I stopped by Phu Phan National Park on a trip around north-east Thailand a couple years ago. I had read that a few species of carnivorous plants might grow there which is precisely the sort of thing most likely to influence my choice of travel destinations.
Getting to Phu Phan required a couple different modes of transportation; first a rural bus or two before the last leg of the journey in the back a pickup truck (a common bus of sorts in rural south-east Asia).
Drosera indica up close
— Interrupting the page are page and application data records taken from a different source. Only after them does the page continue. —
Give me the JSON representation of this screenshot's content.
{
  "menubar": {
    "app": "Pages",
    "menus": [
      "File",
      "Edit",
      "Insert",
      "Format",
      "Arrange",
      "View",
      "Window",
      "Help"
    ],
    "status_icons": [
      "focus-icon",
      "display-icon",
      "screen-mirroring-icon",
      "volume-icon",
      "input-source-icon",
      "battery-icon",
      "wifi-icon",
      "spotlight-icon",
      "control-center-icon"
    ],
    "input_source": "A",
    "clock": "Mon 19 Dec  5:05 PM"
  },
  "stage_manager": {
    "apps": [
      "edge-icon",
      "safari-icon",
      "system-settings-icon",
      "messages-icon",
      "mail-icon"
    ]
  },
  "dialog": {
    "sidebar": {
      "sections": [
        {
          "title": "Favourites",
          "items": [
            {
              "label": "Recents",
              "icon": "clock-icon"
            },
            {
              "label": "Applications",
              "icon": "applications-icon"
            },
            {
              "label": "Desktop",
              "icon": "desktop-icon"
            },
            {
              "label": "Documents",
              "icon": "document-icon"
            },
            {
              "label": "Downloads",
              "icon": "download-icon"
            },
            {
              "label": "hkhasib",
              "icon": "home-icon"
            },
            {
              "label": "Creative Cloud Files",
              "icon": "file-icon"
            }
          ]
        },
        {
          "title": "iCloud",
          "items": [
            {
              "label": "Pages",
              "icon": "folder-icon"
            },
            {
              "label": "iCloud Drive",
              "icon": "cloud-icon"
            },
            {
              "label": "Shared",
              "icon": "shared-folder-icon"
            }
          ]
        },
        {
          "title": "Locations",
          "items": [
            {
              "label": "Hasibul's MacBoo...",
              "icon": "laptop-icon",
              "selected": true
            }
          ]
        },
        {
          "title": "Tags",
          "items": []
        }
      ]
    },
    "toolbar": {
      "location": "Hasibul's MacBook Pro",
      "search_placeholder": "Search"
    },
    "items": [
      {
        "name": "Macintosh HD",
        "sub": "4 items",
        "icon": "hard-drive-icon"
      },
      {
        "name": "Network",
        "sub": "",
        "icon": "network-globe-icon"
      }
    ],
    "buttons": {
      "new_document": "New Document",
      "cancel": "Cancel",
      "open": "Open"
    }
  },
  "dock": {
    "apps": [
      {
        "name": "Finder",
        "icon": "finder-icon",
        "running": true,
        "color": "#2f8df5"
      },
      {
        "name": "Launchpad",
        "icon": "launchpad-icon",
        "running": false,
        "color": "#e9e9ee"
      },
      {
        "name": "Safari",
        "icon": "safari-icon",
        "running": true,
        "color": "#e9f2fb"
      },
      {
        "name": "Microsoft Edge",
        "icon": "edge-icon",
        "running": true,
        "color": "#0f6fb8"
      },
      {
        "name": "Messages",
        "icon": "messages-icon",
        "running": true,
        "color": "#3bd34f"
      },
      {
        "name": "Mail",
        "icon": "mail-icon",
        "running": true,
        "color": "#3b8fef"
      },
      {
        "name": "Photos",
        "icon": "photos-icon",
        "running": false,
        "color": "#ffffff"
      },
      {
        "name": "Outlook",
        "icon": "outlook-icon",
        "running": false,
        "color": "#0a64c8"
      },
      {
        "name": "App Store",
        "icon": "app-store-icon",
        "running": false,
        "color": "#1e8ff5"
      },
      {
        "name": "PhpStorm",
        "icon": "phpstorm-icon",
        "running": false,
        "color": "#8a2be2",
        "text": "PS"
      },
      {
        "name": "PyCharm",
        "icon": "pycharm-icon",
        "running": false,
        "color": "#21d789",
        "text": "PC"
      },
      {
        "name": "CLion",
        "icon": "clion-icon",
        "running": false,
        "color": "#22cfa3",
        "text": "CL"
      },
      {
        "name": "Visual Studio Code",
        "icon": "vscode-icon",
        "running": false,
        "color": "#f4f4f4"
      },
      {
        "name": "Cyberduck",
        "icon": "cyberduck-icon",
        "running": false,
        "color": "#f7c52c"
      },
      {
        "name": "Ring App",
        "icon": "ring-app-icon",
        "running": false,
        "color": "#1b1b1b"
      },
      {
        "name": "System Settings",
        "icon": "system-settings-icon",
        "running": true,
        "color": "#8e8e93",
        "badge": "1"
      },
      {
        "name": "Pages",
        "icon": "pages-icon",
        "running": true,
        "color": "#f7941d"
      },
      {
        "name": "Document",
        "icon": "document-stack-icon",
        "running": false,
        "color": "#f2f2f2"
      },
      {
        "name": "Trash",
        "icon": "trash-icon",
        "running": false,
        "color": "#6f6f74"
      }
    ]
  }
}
Phu Phan is past the normal route for truck I took which posed a bit of a problem when I went to leave the park the following day. The trip out of the park involved a good bit of walking, quite a few miles on the back of a small moped (along with two other riders), a ride in a tax collector’s truck and finally a bus of some variety at the end. Rather colorful really. The moped broke down repeatedly and the driver was a bit drunk.
Red Drosera indica in slowly moving water
Observing the Drosera indica was justification enough for visiting Thailand. The plants were stunning. Many were in bloom and the color of their foliage ranged from a pleasant light green to a striking red hue.
Green Drosera indica at Phu Phan
I’m a fan of the red plants. They look rather like Drosera hartmeyerorum, which I’ve observed at length in cultivation.
There were lots of blooming Utricularia - U. bifida among them - but a ranger at the park said that it was the off season for Utricularia flowers. Apparently many areas are completely carpeted in inflorescences when things really get going.
I went to the park armed with the Thai names for Utricularia, Drosera and Nepenthes but the ranger only knew about Utricularia, oddly enough. I read somewhere that the Queen of Thailand has a weakness for Utricularia…
I’m calling this plant U. minutissima because I don’t have a key handy and am fairly certain it isn’t U. delphinoides, U. bifida, U. caerulea or U. hirta, the other Utricularia species I’ve seen listed as growing in Phu Phan.
The Drosera burmannii at Phu Phan were also striking with plants often growing in very wet areas indeed; some were quite inundated.
Drosera burmannii growing in water
Area around the carnivorous plant seeps
Most folks apparently come to Phu Phan to see things like waterfalls. I like the carnivorous plants better generally but admit the scenery was quite nice.
Who knows, the fauna might also be a bit of a draw.
- Comparative Morphology of Insectivorous Plants Genus Utricularia L. in Phu Phan National Park, Sakonnakhon Province - If that link doesn’t work, try the backup on the Internet Archive